I could go on. There was the woman who sang the National Anthem and tried to jazz up “free” as in “o’er the land of the free” and proved that maybe the Star Spangled Banner is no rollicking affair.

But enough. Let’s talk baseball, which I thoroughly enjoyed at the Boulders game.

There’s a certain purity to be found in minor league baseball that once existed in the bigs but doesn’t much anymore.

The Boulders played the Trois Rivieres Aigles from Quebec at Provident Bank Park in Pomona. It was cat and mouse for the first seven and a half innings with the score tiptoeing one run at a time, finally reaching 3-3. The Boulders needed a run; I needed a hot dog. They succeeded; I got a dog whose flavor was unlike any other frank I’d ever consumed. That is not a compliment.

The major leagues have fixated on the home run, to the near exclusion of other run-producing weapons. But as Rockland and Trois Rivieres had at it, I got a nice taste of what the game used to be about.

For example, I saw the Boulders attempt a hit-and-run play, and could not recall the last time I’d seen this exciting tactic. (The runner on first base starts running as the pitcher lets go of the ball. The batter must make contact because if he misses, the runner is toast. If the hitter succeeds and gets a base hit to the outfield, the runner could well reach third base.

Rockland tried it and failed but at least I saw the attempt.
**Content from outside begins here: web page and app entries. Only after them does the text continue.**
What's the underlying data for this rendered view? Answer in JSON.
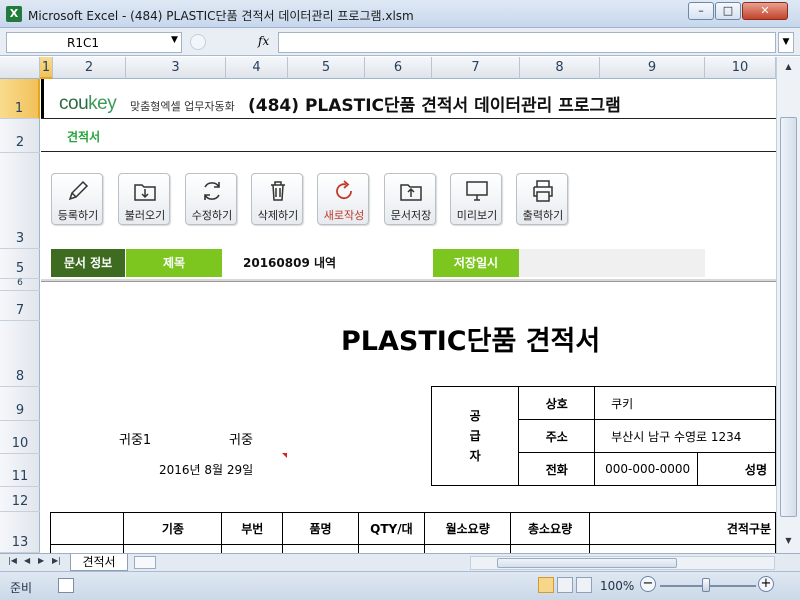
{
  "window": {
    "title": "Microsoft Excel - (484) PLASTIC단품 견적서 데이터관리 프로그램.xlsm",
    "btn_min": "–",
    "btn_max": "□",
    "btn_close": "✕"
  },
  "formula_bar": {
    "name_box": "R1C1",
    "fx": "fx",
    "value": ""
  },
  "columns": [
    "1",
    "2",
    "3",
    "4",
    "5",
    "6",
    "7",
    "8",
    "9",
    "10"
  ],
  "rows": [
    "1",
    "2",
    "3",
    "5",
    "6",
    "7",
    "8",
    "9",
    "10",
    "11",
    "12",
    "13"
  ],
  "header": {
    "logo_main": "cou",
    "logo_accent": "key",
    "logo_sub": "맞춤형엑셀 업무자동화",
    "program_title": "(484) PLASTIC단품 견적서 데이터관리 프로그램",
    "sheet_label": "견적서"
  },
  "toolbar": [
    {
      "label": "등록하기",
      "icon": "pencil-icon"
    },
    {
      "label": "불러오기",
      "icon": "folder-download-icon"
    },
    {
      "label": "수정하기",
      "icon": "refresh-icon"
    },
    {
      "label": "삭제하기",
      "icon": "trash-icon"
    },
    {
      "label": "새로작성",
      "icon": "new-document-icon"
    },
    {
      "label": "문서저장",
      "icon": "folder-upload-icon"
    },
    {
      "label": "미리보기",
      "icon": "monitor-icon"
    },
    {
      "label": "출력하기",
      "icon": "printer-icon"
    }
  ],
  "doc_info": {
    "label": "문서 정보",
    "title_label": "제목",
    "title_value": "20160809 내역",
    "saved_label": "저장일시",
    "saved_value": ""
  },
  "estimate": {
    "title": "PLASTIC단품 견적서",
    "recipient": "귀중1",
    "honorific": "귀중",
    "date": "2016년 8월 29일",
    "supplier_label": "공\n급\n자",
    "supplier": {
      "name_label": "상호",
      "name": "쿠키",
      "address_label": "주소",
      "address": "부산시 남구 수영로 1234",
      "phone_label": "전화",
      "phone": "000-000-0000",
      "ceo_label": "성명"
    },
    "item_headers": [
      "기종",
      "부번",
      "품명",
      "QTY/대",
      "월소요량",
      "총소요량",
      "견적구분"
    ]
  },
  "sheet_tabs": [
    "견적서"
  ],
  "status": {
    "text": "준비",
    "zoom": "100%"
  }
}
Done right, the hit-and-run is as much choreography as it is athleticism and fun to watch.

Something else you find at little places like Provident Bank Park is the sacrifice bunt to move a runner. Do they bunt at Citi Field and Yankee Stadium? Maybe not at the stadium because it’s an American League park and AL teams have the designated hitter – an abomination if you ask me – and probably figure they don’t need to ask their players to bunt.

I saw one of the Aigles lay a bunt down so exquisitely that it caught the Boulders’ infield glued in place. Keats easily could have been describing a left-handed batter pushing a bunt along the third base line when he observed that a thing of beauty is a joy forever.
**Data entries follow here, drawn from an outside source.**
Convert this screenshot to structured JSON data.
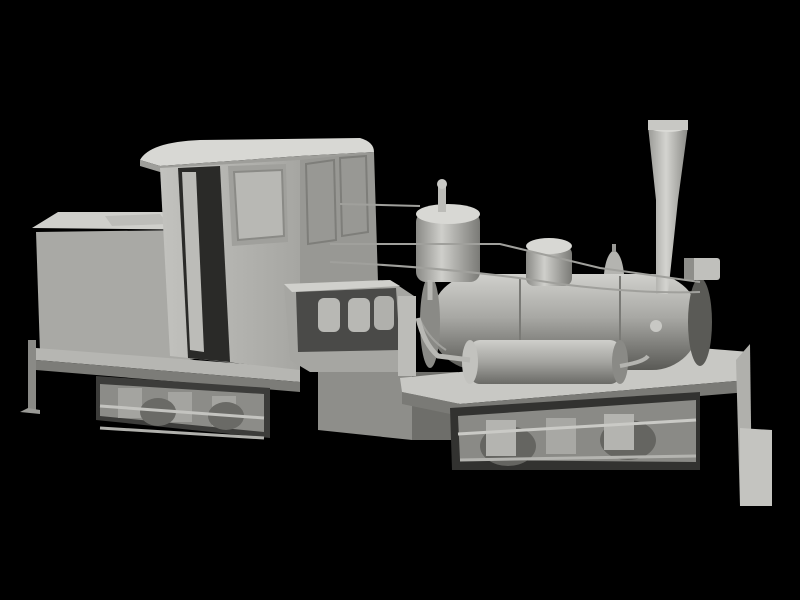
{
  "scene": {
    "subject": "steam-locomotive-3d-render",
    "background_color": "#000000",
    "model_color": "#b8b8b4",
    "shadow_color": "#5c5c58",
    "highlight_color": "#d6d6d2"
  }
}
Back to the present. The Boulders’ bats, which had been suffering from iron deficiency anemia, finally came to in the bottom of the eighth, and the home team scored six runs with single after single. Very exciting. The Aigles picked up two runs – on a home run – in the top of the ninth, and that was it. The final: 9-5. A nice evening.

The hot dogs may taste like an alien life form, the management may make kids look like braying fools by tossing t-shirts into the stands and the children pleased for a shirt to be thrown in their direction, and we still may be blasted with a few notes from the Toreador Song, the Notre Dame Fight Song, and other adrenaline anthems after every pitch, but I’m going back.

It’s a great place to see some baseball.